23

Compulsory conferences

Confidential meetings in which parties discuss way to resolve w/ VCAT member, lead by VCAT member and may suggest forms of settlement and likely outcomes of hearings

24

Final hearings

If the matter is not solved in mediation / compulsory conference it will be listed for a final hearing by a VCAT member. Parties will have a chance to present their case including, hearing evidence and asking questions of witnesses and provide documents to support case.

VCAT may make a binding decision
VCAT has obligation to make proceedings with little formality and technicality as possible

25

Appropriateness of VCAT

- Whether disputes are in VCAT jurisdiction

26

VCAT Jurisdiction

- Purchase: goods / services
- Tenants / landlords
- Sexual harassment
- Discrimination
- Domestic building works

27

Advantages VS Disadvantages CAV

Advantage
- Conciliation service is free & informal process

Disadvantage
- Jurisdiction is limited & no power to compel parties to undergo conciliation

28

Pleadings

Pleadings: Series of documents filled and exchanged between parties to a court proceeding.
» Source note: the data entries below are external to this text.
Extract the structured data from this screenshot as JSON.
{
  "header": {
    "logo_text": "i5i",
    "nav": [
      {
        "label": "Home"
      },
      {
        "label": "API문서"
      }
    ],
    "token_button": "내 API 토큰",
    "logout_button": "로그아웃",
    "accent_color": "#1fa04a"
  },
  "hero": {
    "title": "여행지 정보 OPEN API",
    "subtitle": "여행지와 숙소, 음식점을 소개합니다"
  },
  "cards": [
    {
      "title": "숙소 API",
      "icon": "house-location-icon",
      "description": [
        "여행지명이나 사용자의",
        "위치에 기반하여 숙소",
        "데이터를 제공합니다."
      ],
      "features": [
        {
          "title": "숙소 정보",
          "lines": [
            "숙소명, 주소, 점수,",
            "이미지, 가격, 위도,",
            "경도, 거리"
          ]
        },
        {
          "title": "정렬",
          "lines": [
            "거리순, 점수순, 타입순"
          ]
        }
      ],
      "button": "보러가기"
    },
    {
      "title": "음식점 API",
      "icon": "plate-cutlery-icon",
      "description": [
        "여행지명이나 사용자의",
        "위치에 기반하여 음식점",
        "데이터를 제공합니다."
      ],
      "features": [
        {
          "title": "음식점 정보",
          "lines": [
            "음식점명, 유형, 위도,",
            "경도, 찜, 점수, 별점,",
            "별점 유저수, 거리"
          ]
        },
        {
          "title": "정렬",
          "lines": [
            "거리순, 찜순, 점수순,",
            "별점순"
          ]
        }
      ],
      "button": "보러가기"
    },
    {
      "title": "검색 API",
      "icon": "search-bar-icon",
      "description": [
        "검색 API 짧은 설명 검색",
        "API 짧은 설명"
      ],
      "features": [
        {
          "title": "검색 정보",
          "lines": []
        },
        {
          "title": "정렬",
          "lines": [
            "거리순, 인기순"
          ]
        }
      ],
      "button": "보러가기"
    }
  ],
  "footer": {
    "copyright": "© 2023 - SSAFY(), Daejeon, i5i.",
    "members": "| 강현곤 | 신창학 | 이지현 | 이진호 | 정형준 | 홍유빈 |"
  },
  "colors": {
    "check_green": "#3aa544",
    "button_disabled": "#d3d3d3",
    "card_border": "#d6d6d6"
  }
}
Set out and clarify the claims and defences of parties and help define issues in dispute.

Statement of claim: Filed by plaintiff setting out detail of claims made against the defence and remedy sought.

Defence: Filled by defendant = response to the claims.

Avoids surprised and sets out clear details

29

Discovery

Enables parties to get copies of the documents that are relevant to dispute issue / listed in a formal document. Assisting in reaching out-of-court settlement. Requires all relevant documents disclosed. Dependant of the likelihood of success and strength of other sides case.

30

Expert evidence

Experts can be called by parties in a civil claim to give opinion on issue of the case (medical, finance) often given via a written document by an independent expert

Purposes:
Determine strength: Allows each party to determine the strength of other sides case and determination likely hood go success
Understand damages asked for: Allows defendant to understand amount of damages that plaintiff is seeking to enable the defendant to consider whether it may be better to settle out of court
Reduced element of surprise: Reduce surprise at trial and avoid a 'trial by ambush' particularly where evidence is disclosed in writing before trial.